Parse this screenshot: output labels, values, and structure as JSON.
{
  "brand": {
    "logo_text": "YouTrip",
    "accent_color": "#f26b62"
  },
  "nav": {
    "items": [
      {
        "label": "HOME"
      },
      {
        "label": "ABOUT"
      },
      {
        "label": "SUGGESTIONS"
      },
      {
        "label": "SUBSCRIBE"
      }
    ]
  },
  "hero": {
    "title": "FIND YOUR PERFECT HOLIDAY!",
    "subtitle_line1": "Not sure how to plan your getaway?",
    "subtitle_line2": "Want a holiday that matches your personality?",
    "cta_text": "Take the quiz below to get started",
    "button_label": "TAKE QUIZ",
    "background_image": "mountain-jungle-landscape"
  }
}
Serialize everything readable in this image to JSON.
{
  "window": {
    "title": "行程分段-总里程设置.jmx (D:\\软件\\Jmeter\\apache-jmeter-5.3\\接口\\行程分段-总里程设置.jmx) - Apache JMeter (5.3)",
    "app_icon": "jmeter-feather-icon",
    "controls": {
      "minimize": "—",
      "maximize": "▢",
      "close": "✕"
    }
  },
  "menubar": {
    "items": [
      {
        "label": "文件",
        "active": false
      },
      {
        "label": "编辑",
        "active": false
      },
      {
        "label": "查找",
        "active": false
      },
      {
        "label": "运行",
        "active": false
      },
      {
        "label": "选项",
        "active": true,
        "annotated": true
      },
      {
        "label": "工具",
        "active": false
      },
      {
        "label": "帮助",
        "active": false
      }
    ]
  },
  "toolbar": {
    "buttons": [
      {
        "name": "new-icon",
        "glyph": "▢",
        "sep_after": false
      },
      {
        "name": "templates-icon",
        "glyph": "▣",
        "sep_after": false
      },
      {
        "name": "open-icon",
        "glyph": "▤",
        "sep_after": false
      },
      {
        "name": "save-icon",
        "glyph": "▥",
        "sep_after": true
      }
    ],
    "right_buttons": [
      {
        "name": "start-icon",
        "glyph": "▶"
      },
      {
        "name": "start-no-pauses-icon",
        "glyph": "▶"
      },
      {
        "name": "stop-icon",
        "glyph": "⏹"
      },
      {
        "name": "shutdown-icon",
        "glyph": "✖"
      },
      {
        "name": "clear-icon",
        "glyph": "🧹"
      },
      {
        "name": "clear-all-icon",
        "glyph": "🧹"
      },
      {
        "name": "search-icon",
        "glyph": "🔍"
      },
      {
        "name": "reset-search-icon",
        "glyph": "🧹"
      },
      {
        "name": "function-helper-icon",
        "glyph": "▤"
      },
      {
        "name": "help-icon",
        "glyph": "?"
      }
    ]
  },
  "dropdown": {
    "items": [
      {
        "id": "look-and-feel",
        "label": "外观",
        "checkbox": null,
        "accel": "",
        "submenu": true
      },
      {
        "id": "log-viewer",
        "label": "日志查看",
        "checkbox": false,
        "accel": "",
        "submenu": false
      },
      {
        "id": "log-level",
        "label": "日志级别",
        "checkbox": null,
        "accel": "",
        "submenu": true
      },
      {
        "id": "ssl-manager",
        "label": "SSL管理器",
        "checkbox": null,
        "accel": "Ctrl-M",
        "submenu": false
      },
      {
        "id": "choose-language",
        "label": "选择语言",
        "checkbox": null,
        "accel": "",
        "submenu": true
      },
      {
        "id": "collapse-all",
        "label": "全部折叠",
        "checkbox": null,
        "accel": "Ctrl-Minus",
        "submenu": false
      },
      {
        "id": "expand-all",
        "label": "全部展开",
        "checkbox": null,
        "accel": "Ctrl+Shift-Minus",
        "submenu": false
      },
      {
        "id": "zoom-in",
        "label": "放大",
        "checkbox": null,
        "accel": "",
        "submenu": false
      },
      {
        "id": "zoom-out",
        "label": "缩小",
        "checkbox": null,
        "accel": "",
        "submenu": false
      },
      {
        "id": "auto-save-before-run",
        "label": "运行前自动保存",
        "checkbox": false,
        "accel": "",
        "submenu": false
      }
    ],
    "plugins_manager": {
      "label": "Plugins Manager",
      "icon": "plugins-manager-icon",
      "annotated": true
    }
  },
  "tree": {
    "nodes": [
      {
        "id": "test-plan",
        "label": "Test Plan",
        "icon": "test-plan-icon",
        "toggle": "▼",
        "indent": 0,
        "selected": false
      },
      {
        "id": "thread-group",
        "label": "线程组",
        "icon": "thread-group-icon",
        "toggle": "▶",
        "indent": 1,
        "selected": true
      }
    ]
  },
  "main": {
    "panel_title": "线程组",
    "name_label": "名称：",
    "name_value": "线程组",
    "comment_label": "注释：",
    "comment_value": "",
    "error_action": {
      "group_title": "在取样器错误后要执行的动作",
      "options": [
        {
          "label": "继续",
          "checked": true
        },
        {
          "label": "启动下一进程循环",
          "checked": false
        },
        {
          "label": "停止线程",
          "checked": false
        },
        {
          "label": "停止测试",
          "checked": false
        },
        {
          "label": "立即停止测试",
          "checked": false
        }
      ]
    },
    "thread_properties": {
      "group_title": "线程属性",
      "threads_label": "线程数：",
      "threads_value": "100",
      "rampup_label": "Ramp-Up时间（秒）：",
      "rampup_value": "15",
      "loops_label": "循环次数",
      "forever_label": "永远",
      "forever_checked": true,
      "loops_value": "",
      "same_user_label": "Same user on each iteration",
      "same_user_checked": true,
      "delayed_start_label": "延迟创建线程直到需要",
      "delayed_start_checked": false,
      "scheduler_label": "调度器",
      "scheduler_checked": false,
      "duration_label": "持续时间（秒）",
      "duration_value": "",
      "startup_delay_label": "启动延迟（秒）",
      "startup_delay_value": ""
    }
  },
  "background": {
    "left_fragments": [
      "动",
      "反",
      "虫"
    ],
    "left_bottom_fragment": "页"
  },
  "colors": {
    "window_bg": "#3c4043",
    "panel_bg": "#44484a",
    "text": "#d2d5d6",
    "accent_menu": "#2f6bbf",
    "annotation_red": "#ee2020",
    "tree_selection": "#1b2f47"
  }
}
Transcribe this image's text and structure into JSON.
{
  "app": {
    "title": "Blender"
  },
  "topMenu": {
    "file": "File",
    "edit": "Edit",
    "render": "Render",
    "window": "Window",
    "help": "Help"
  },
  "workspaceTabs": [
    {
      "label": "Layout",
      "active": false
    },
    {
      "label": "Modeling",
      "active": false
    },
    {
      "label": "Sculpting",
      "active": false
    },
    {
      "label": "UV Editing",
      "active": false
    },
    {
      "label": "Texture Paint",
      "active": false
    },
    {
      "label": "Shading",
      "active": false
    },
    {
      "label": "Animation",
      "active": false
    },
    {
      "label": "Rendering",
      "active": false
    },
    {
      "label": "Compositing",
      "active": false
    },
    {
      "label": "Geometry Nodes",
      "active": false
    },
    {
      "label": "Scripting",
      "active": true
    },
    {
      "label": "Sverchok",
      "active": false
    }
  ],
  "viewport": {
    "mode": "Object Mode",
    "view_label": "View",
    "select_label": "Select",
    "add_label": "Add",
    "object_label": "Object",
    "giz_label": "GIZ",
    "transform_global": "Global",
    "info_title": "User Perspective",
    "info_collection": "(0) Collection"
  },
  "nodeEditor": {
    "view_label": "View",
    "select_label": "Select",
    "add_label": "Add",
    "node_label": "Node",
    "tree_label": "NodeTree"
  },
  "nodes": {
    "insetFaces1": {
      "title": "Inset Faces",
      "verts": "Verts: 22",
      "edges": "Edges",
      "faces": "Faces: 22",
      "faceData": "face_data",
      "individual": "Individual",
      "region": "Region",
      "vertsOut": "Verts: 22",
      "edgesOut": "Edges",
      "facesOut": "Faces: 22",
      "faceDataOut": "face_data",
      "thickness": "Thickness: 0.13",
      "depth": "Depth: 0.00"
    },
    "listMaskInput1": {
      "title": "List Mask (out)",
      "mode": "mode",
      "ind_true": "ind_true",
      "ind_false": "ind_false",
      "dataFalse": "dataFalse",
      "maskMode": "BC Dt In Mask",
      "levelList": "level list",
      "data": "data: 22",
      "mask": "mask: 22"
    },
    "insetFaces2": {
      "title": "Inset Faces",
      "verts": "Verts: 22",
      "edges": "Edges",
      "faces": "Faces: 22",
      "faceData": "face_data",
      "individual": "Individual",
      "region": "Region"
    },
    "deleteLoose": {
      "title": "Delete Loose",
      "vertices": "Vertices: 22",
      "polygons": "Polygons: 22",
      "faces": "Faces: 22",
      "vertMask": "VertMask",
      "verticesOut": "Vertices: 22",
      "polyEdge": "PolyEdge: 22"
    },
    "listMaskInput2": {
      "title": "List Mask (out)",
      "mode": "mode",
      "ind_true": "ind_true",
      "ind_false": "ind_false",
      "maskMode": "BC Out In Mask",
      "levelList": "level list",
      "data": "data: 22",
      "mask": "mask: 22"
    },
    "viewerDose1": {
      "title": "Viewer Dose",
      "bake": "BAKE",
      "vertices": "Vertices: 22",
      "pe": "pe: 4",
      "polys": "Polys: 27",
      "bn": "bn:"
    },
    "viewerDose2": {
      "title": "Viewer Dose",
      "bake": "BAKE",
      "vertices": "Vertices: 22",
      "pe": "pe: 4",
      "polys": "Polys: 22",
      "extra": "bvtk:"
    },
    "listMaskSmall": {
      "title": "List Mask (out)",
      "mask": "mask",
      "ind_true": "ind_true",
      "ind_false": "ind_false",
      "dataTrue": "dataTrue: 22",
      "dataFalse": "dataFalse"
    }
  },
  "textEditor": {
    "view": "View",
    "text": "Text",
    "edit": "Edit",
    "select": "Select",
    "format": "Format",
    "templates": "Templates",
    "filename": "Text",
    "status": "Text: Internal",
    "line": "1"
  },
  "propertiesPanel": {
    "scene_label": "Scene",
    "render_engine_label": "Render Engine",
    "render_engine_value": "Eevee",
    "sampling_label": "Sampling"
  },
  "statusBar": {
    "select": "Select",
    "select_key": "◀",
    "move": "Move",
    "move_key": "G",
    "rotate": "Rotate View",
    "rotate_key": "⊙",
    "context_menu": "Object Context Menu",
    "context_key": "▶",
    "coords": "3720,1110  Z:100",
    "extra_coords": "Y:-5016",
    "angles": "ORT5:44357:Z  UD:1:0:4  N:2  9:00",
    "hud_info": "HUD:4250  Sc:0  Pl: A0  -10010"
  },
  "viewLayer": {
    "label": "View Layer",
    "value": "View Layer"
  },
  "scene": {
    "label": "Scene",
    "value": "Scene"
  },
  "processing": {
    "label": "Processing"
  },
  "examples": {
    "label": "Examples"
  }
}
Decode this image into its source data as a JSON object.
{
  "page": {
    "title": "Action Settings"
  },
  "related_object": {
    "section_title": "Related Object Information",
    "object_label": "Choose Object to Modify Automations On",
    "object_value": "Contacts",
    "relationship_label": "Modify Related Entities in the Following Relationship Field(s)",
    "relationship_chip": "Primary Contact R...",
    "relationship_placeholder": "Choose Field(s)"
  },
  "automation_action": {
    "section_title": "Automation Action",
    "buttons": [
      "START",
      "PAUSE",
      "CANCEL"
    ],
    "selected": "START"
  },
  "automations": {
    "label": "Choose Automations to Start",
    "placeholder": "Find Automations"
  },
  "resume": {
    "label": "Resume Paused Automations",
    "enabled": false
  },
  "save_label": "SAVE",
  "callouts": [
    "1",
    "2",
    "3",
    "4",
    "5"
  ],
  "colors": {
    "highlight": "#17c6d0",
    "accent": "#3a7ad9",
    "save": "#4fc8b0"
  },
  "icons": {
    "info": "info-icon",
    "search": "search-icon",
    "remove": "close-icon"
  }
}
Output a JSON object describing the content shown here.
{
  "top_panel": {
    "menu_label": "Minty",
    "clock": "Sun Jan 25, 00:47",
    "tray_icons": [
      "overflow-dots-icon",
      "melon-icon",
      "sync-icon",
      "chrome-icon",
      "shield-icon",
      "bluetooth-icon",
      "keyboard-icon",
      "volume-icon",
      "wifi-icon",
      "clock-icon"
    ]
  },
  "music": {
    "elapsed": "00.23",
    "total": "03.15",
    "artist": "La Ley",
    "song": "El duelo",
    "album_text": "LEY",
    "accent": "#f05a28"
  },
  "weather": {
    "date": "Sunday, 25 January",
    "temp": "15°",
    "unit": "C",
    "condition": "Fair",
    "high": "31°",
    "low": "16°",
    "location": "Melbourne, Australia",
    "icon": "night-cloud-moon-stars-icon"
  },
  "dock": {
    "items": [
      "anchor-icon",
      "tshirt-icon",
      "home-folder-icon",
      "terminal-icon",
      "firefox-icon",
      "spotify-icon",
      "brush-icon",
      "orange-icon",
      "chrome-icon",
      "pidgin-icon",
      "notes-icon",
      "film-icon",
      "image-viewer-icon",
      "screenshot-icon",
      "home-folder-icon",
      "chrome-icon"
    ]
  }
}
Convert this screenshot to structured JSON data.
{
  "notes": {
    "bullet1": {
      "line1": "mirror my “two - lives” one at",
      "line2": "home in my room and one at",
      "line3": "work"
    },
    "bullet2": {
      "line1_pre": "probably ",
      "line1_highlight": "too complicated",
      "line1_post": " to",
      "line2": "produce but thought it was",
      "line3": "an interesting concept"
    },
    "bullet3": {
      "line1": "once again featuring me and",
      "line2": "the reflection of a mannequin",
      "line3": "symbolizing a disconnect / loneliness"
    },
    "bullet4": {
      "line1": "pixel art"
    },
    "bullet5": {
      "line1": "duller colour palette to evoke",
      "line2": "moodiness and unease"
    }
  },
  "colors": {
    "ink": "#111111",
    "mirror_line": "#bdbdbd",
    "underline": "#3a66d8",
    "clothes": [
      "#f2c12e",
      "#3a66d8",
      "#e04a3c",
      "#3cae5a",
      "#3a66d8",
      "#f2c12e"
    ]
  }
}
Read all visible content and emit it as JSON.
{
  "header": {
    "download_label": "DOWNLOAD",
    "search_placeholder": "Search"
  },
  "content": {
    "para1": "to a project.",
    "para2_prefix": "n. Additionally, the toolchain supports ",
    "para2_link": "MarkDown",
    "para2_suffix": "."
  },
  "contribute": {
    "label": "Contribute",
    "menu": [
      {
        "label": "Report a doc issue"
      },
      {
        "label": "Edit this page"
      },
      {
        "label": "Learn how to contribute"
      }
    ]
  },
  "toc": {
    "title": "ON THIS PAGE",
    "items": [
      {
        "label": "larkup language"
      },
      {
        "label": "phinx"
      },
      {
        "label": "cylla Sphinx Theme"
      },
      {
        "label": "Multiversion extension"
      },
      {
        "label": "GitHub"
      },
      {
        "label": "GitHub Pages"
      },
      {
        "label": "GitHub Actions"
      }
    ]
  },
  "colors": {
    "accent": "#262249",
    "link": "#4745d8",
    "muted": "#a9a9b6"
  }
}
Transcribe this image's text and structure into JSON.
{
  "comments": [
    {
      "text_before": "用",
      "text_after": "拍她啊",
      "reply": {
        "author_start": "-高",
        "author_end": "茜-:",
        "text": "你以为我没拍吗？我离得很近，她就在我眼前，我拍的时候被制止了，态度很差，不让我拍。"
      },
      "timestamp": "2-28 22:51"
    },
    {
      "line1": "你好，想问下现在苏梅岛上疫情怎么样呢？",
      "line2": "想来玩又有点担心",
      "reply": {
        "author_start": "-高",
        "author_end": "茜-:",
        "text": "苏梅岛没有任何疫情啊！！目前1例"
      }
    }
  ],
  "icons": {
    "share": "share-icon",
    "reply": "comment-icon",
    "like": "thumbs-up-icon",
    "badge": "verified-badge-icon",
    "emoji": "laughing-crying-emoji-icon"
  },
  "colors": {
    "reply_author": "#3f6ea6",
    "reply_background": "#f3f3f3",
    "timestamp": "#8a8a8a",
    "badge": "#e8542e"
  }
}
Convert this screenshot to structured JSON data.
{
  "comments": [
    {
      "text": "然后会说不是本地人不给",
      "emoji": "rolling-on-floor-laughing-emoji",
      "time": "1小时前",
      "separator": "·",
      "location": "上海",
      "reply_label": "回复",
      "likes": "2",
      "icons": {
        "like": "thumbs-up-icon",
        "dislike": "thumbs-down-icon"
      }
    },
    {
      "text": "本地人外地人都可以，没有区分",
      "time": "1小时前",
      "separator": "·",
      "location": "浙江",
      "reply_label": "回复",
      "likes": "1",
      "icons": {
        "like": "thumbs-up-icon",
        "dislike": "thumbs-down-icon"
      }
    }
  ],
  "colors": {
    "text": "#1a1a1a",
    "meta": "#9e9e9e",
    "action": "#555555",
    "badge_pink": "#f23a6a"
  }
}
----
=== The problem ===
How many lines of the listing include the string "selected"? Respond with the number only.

=== Answer box ===
3